  • Wash me from my guilt (2)
  • Purify me (7)
  • Return my joy (8)
  • Create a clean heart in me (10)
  • Renew a right spirit (10)
  • Restore your presence and Holy Spirit in my life (11)
  • Make me willing to obey, (12) a fearsome request
  • Forgive me (14)

He didn’t ask God to roll back the clock or ignore his sin, and he didn’t offer immediate sacrifices to ease the pain of it all or stop the hand of God.  In return for God’s forgiveness, David said:

  • I will teach your ways to other rebels (13)
  • I will sing of your forgiveness (14) which he did in many, many Psalms
  • I will praise you with unsealed lips (15)

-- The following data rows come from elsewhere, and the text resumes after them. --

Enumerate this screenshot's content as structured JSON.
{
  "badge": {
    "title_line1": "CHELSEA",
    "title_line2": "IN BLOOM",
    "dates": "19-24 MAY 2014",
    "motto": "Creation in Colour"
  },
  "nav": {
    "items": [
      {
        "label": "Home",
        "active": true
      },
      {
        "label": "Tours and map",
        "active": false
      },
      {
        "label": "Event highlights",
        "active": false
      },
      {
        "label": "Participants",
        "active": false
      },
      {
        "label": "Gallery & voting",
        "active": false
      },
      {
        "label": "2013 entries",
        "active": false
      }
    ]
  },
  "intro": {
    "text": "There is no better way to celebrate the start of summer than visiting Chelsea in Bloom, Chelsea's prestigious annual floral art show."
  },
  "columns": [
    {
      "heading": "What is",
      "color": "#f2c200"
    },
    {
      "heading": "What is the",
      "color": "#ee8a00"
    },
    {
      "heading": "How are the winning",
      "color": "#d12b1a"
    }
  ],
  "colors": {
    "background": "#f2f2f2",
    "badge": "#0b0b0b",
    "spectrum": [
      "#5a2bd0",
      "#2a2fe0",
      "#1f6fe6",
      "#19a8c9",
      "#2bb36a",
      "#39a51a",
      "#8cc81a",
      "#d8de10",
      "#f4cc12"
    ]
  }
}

“You do not desire a sacrifice, or I would offer one…the sacrifice you desire is a broken spirit.  You will not reject a broken and repentant heart, O God.” (16-17) It’s human nature to blame others for our sins or even to blame original sin (5-6), but then this would not be true repentance.  A broken spirit says, “I did it.”  A broken and repentant heart says, “I did it. I will do right.”  This He will not reject.

Every day I ask God to purify my heart of all wrong doings – deliberate sins to be sure, but also those more secreted sins, like unforgiveness, judging others, pride, envy, resentment, etc., sins that often lead to deliberate sins when left unchecked.  Secreted sin led David to adultery and murder when first he lusted.  In response to my prayer, God so faithfully reveals to me where I have failed, and when I repent, He forgives and purifies my heart.  And for that, I am eternally grateful. 

Moving Forward:  Purify my heart today, dear Lord.  Make me whiter than snow! 

Tomorrow @ Job 35-36